Your task is to copy every record exactly.
==================================================
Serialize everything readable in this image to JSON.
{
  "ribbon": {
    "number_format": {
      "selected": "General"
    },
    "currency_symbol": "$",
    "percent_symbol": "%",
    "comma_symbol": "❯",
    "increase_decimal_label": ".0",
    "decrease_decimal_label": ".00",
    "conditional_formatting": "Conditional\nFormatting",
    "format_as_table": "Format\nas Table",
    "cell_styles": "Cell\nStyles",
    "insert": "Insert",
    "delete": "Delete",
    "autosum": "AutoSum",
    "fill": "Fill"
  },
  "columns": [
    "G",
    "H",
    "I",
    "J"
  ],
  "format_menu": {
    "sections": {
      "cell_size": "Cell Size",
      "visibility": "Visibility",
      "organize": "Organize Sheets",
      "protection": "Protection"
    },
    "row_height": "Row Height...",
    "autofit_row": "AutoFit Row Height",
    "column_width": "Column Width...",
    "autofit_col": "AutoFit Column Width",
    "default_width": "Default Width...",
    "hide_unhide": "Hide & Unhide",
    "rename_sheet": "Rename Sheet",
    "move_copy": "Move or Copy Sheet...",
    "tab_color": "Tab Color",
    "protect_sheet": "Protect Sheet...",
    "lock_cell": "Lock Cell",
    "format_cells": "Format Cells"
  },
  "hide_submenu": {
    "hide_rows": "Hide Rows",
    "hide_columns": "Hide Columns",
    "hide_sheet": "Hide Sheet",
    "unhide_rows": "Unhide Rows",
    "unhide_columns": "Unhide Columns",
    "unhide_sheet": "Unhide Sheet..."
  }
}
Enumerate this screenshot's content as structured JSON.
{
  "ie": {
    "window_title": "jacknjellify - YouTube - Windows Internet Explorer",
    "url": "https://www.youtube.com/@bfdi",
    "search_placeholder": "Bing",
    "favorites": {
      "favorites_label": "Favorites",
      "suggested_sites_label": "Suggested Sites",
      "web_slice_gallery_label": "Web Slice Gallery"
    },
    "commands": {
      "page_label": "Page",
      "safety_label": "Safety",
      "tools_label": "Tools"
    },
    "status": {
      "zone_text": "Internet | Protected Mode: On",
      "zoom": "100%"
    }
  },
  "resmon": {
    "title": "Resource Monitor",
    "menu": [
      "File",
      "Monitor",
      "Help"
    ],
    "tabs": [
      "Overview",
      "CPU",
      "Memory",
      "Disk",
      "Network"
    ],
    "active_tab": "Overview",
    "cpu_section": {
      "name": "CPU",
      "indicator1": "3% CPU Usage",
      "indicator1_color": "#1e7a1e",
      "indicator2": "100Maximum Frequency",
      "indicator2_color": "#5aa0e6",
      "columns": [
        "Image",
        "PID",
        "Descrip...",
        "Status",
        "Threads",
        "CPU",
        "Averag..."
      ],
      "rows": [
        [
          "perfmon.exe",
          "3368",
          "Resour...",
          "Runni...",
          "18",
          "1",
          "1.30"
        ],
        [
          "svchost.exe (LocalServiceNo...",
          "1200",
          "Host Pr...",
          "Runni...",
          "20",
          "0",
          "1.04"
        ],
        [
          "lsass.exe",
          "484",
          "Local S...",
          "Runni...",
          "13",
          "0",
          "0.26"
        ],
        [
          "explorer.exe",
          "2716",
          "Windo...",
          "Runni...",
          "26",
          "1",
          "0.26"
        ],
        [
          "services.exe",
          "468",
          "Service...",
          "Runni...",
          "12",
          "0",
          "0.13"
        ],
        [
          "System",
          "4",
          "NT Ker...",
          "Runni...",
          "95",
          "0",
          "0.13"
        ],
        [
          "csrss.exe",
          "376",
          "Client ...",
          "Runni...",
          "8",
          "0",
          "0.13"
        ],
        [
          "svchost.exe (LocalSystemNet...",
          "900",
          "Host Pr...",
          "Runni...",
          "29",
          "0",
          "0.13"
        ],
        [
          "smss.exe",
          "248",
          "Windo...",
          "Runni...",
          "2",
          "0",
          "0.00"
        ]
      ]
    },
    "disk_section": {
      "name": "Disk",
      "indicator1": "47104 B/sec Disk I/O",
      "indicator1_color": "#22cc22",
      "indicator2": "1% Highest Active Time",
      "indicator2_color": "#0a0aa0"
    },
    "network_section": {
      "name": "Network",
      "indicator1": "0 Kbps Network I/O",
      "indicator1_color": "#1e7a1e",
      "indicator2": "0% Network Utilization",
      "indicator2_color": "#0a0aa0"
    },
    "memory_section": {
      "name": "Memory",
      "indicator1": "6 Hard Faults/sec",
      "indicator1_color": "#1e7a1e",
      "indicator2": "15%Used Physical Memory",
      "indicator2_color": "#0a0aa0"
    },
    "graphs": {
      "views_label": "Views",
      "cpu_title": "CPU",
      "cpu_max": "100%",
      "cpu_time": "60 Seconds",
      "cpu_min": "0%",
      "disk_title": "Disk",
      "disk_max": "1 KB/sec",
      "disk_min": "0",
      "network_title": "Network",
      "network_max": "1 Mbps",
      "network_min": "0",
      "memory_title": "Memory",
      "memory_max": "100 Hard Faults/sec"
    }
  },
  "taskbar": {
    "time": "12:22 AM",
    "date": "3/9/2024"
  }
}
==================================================
*Output of the exercise*
Serialize everything readable in this image to JSON.
{
  "ribbon": {
    "number_format": {
      "selected": "General"
    },
    "currency_symbol": "$",
    "percent_symbol": "%",
    "comma_symbol": "❯",
    "increase_decimal_label": ".0",
    "decrease_decimal_label": ".00",
    "conditional_formatting": "Conditional\nFormatting",
    "format_as_table": "Format\nas Table",
    "cell_styles": "Cell\nStyles",
    "insert": "Insert",
    "delete": "Delete",
    "autosum": "AutoSum",
    "fill": "Fill"
  },
  "columns": [
    "G",
    "H",
    "I",
    "J"
  ],
  "format_menu": {
    "sections": {
      "cell_size": "Cell Size",
      "visibility": "Visibility",
      "organize": "Organize Sheets",
      "protection": "Protection"
    },
    "row_height": "Row Height...",
    "autofit_row": "AutoFit Row Height",
    "column_width": "Column Width...",
    "autofit_col": "AutoFit Column Width",
    "default_width": "Default Width...",
    "hide_unhide": "Hide & Unhide",
    "rename_sheet": "Rename Sheet",
    "move_copy": "Move or Copy Sheet...",
    "tab_color": "Tab Color",
    "protect_sheet": "Protect Sheet...",
    "lock_cell": "Lock Cell",
    "format_cells": "Format Cells"
  },
  "hide_submenu": {
    "hide_rows": "Hide Rows",
    "hide_columns": "Hide Columns",
    "hide_sheet": "Hide Sheet",
    "unhide_rows": "Unhide Rows",
    "unhide_columns": "Unhide Columns",
    "unhide_sheet": "Unhide Sheet..."
  }
}
Enumerate this screenshot's content as structured JSON.
{
  "ie": {
    "window_title": "jacknjellify - YouTube - Windows Internet Explorer",
    "url": "https://www.youtube.com/@bfdi",
    "search_placeholder": "Bing",
    "favorites": {
      "favorites_label": "Favorites",
      "suggested_sites_label": "Suggested Sites",
      "web_slice_gallery_label": "Web Slice Gallery"
    },
    "commands": {
      "page_label": "Page",
      "safety_label": "Safety",
      "tools_label": "Tools"
    },
    "status": {
      "zone_text": "Internet | Protected Mode: On",
      "zoom": "100%"
    }
  },
  "resmon": {
    "title": "Resource Monitor",
    "menu": [
      "File",
      "Monitor",
      "Help"
    ],
    "tabs": [
      "Overview",
      "CPU",
      "Memory",
      "Disk",
      "Network"
    ],
    "active_tab": "Overview",
    "cpu_section": {
      "name": "CPU",
      "indicator1": "3% CPU Usage",
      "indicator1_color": "#1e7a1e",
      "indicator2": "100Maximum Frequency",
      "indicator2_color": "#5aa0e6",
      "columns": [
        "Image",
        "PID",
        "Descrip...",
        "Status",
        "Threads",
        "CPU",
        "Averag..."
      ],
      "rows": [
        [
          "perfmon.exe",
          "3368",
          "Resour...",
          "Runni...",
          "18",
          "1",
          "1.30"
        ],
        [
          "svchost.exe (LocalServiceNo...",
          "1200",
          "Host Pr...",
          "Runni...",
          "20",
          "0",
          "1.04"
        ],
        [
          "lsass.exe",
          "484",
          "Local S...",
          "Runni...",
          "13",
          "0",
          "0.26"
        ],
        [
          "explorer.exe",
          "2716",
          "Windo...",
          "Runni...",
          "26",
          "1",
          "0.26"
        ],
        [
          "services.exe",
          "468",
          "Service...",
          "Runni...",
          "12",
          "0",
          "0.13"
        ],
        [
          "System",
          "4",
          "NT Ker...",
          "Runni...",
          "95",
          "0",
          "0.13"
        ],
        [
          "csrss.exe",
          "376",
          "Client ...",
          "Runni...",
          "8",
          "0",
          "0.13"
        ],
        [
          "svchost.exe (LocalSystemNet...",
          "900",
          "Host Pr...",
          "Runni...",
          "29",
          "0",
          "0.13"
        ],
        [
          "smss.exe",
          "248",
          "Windo...",
          "Runni...",
          "2",
          "0",
          "0.00"
        ]
      ]
    },
    "disk_section": {
      "name": "Disk",
      "indicator1": "47104 B/sec Disk I/O",
      "indicator1_color": "#22cc22",
      "indicator2": "1% Highest Active Time",
      "indicator2_color": "#0a0aa0"
    },
    "network_section": {
      "name": "Network",
      "indicator1": "0 Kbps Network I/O",
      "indicator1_color": "#1e7a1e",
      "indicator2": "0% Network Utilization",
      "indicator2_color": "#0a0aa0"
    },
    "memory_section": {
      "name": "Memory",
      "indicator1": "6 Hard Faults/sec",
      "indicator1_color": "#1e7a1e",
      "indicator2": "15%Used Physical Memory",
      "indicator2_color": "#0a0aa0"
    },
    "graphs": {
      "views_label": "Views",
      "cpu_title": "CPU",
      "cpu_max": "100%",
      "cpu_time": "60 Seconds",
      "cpu_min": "0%",
      "disk_title": "Disk",
      "disk_max": "1 KB/sec",
      "disk_min": "0",
      "network_title": "Network",
      "network_max": "1 Mbps",
      "network_min": "0",
      "memory_title": "Memory",
      "memory_max": "100 Hard Faults/sec"
    }
  },
  "taskbar": {
    "time": "12:22 AM",
    "date": "3/9/2024"
  }
}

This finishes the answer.